Every black man who decides to fight violence with violence (which is actually very few) and everyone automatically assumes we all want to kill cops because we couldn’t possibly have our own minds. And then the day after the Dallas attack on cops, a cop trails behind me and then rides slowly along beside me, basically saying “Give me a reason.”
Every time my dad and mom leave the house and I have to not think about what may happen to them, or trying not to worry about my brother in Chicago or my nephew that is dark-skinned, tall, and muscular. By the way, none of us have any criminal records or are violent in any way, but that won’t matter to the wrong cop if we move too fast or not kiss enough ass.

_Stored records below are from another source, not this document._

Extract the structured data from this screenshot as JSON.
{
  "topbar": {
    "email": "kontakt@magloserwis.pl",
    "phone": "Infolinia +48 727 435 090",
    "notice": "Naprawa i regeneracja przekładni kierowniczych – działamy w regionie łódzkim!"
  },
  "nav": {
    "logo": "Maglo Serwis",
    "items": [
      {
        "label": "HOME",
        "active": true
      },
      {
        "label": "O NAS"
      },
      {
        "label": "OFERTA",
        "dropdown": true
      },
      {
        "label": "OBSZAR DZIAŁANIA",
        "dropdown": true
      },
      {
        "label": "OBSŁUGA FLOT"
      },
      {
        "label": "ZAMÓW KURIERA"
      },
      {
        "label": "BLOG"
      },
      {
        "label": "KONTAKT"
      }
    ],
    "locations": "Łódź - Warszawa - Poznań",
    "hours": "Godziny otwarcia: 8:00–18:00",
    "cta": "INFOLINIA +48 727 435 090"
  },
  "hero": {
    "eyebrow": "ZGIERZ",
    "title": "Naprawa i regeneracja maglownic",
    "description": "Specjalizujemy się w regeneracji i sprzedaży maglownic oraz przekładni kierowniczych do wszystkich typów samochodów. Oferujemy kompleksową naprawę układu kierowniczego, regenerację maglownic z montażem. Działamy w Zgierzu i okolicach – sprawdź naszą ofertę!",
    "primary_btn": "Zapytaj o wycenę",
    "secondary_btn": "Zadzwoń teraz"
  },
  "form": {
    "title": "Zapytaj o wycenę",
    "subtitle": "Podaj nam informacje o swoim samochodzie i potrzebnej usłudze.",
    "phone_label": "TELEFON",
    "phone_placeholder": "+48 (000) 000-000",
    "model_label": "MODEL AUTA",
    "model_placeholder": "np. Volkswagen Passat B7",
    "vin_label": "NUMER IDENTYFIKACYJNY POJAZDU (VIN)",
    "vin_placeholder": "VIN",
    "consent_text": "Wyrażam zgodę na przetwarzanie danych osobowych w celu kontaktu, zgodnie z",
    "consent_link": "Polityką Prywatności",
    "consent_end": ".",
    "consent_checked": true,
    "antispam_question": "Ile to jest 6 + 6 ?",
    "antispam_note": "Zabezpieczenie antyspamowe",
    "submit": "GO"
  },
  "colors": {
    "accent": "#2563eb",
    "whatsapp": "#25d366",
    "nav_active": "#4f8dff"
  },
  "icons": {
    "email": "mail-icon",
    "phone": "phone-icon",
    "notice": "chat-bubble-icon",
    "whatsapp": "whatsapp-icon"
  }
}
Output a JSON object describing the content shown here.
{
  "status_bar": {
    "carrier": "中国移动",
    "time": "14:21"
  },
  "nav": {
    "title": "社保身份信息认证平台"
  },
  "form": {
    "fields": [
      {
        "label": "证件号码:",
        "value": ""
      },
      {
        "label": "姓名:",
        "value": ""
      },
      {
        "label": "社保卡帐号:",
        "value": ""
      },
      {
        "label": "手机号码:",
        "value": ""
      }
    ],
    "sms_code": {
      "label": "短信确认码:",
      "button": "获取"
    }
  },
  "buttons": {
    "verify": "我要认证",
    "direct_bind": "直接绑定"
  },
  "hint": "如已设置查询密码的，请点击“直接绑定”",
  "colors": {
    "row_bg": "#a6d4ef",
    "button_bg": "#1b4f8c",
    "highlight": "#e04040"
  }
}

Every article, I read about cities in Europe where black skin is welcomed (there shouldn’t have to be articles like that) and then one of those cities I was thinking about visiting gets attacked during a festival (can’t win for losing).
Every time a black athlete’s career is essentially ruined and endorsements lost because of mistakes in his private life(see, Tiger Woods). But Maria Sharapova gets banned from tennis tournaments for the next couple of years because of performance enhancing drugs in her system and then she gets into some Harvard business program.
Every time a black woman is viewed as so strong that her needs are neglected or she’s looked down upon because she needs help. But a white woman stubs her big toe and a battalion is sent to tend to her (See, Taylor Swift). Or when a black woman falters or is fighting depression, her mental health is ignored by her own community as well as others. Because “we don’t get depressed, we just need Jesus.”
With every single one of these, and keep in mind that I’m probably missing a ton, my bubble has burst. In fact, it burst so violently, it was like a tornado ripped my house right off of its foundation. And now I’m standing in the middle of this sh*t-storm brewing around me and in my head with no signs of letting up because these things keep happening over and over again, throughout history for centuries with no end in sight.
Does it make sense now? Does all of that finally outline some of the turmoil a black woman faces? And believe me, I’m just scratching the surface. Education, housing, employment, health care, etcetera, etcetera, etcetera…
Yet, we’re constantly called angry. Did it ever occur to you that we have every reason to be? Here’s a pair of my shoes… Try walking in them for a few days, let alone 37 years. I bet you’ll be angry AF. And my suburban upbringing isn’t even close to what people of color in urban areas have to deal with. Wear their shoes and your head would explode.
***Post may be amended as other issues come to mind.***